1 What does it mean to say we live in a secular age?
- Public spaces (allegedly) emptied of God
- Falling off of religious belief and practice
- In terms of conditions of belief: move from a society where belief in God is unchallenged to one where it is one option among many
- People tend to focus on belief itself (rather than conditions).
- Taylor wants to focus on "what it's like to live as believer or an unbeliever" rather than belief and unbelief as rival theories.
- "the terrifingly other"/melancholy/middle condition
- "For believers [..] place of fullness requires reference to God, that is to something beyond human life and/or nature".

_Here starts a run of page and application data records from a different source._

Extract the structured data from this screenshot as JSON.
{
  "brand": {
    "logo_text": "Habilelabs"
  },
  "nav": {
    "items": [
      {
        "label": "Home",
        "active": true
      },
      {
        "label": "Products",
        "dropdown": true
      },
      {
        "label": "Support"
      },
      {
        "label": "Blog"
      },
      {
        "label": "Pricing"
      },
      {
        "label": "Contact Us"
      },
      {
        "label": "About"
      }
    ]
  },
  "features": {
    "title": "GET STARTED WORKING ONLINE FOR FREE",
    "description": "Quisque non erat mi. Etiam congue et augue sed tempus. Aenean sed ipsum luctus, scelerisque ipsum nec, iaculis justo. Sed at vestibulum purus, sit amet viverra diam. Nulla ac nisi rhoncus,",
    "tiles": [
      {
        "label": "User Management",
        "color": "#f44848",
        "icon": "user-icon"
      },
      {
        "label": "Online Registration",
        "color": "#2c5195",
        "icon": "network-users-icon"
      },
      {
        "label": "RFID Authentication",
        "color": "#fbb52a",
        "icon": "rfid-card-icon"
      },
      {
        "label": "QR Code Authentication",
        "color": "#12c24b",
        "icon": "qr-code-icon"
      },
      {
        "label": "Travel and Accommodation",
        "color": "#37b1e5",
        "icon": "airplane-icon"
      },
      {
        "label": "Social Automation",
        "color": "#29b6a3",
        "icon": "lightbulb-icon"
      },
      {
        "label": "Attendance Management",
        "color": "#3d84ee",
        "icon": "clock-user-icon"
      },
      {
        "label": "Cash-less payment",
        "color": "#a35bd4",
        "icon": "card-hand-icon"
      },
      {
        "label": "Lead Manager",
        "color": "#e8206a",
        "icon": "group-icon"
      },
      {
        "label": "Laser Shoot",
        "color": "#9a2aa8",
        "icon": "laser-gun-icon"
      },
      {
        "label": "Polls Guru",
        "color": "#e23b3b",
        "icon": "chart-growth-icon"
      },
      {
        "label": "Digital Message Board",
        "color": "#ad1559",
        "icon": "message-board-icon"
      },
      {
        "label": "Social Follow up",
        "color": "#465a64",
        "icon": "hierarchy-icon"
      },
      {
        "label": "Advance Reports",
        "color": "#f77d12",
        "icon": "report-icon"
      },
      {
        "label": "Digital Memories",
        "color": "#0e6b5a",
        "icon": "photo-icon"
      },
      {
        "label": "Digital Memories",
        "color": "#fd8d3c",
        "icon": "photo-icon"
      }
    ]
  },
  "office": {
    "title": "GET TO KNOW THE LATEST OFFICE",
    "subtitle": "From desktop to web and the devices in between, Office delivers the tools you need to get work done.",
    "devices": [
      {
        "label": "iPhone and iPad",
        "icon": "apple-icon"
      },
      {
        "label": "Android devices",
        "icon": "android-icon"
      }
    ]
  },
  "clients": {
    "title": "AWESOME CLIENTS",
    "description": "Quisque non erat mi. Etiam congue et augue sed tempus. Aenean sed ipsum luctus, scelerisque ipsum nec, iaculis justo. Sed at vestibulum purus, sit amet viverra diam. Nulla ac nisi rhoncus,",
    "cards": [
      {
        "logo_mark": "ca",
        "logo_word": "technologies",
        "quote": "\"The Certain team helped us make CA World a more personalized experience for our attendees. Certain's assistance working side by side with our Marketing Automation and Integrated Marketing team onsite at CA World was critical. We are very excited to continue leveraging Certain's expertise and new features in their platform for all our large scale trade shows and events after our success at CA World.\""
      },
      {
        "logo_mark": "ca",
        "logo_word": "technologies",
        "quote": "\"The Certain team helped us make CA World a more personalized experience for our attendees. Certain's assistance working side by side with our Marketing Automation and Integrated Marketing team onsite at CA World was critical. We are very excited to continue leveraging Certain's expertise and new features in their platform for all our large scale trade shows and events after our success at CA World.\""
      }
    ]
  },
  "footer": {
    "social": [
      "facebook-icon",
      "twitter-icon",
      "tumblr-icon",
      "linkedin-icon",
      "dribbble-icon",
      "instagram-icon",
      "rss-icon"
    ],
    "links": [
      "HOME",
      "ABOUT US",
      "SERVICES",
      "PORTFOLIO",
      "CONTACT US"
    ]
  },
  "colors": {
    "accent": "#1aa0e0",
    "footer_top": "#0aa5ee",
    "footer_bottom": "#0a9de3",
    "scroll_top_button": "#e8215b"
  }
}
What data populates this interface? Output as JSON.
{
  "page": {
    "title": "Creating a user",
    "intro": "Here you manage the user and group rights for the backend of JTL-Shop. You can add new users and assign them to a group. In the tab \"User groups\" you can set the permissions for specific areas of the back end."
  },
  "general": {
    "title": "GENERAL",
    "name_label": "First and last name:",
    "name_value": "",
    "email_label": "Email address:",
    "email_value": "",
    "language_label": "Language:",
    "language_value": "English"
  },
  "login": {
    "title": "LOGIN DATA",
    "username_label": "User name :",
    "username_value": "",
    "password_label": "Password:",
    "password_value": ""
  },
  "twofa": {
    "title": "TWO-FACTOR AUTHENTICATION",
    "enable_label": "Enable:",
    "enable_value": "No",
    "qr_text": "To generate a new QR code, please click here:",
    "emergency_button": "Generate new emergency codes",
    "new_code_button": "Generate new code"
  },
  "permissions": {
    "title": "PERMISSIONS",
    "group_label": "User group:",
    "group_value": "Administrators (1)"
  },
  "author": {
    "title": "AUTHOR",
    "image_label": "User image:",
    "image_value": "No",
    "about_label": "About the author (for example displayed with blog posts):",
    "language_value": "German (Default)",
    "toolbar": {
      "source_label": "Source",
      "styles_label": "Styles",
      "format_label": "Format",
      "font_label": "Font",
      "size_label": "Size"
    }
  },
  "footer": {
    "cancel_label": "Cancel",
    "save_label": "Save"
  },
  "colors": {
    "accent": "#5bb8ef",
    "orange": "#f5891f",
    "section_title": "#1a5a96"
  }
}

- "I am never, or only rarely, rearly sure, free of all doubt..."
- "We cannot help [...] looking sideways, living our faith also in a condition of doubt and uncertainty."
- The presumption of unbelief has become dominant in certain milieux.
- All beliefs are held within context/background which usual remains tacit (Wittgenstein, Heidegger, Polanyi).
- "It is this shift in background [...] that I am calling the coming of a secular age."
3 What is religion?
- Will think in terms of the transcendent/immanent distinction (which Taylor concedes doesn't work in general, but thinks will do for our purposes).
- Do people recognise something beyond their lives?
- "Does the best life involve [...] serving a good [...] independent of human flourishing?"
- Coming of modern secularity coterminous with self-sufficient humanism becoming a widely available option.
- Exclusive humanism arose via providential deism.
- The new context puts an end to naive acknowledgement of the transcendent
- Will argue against "subtraction stories"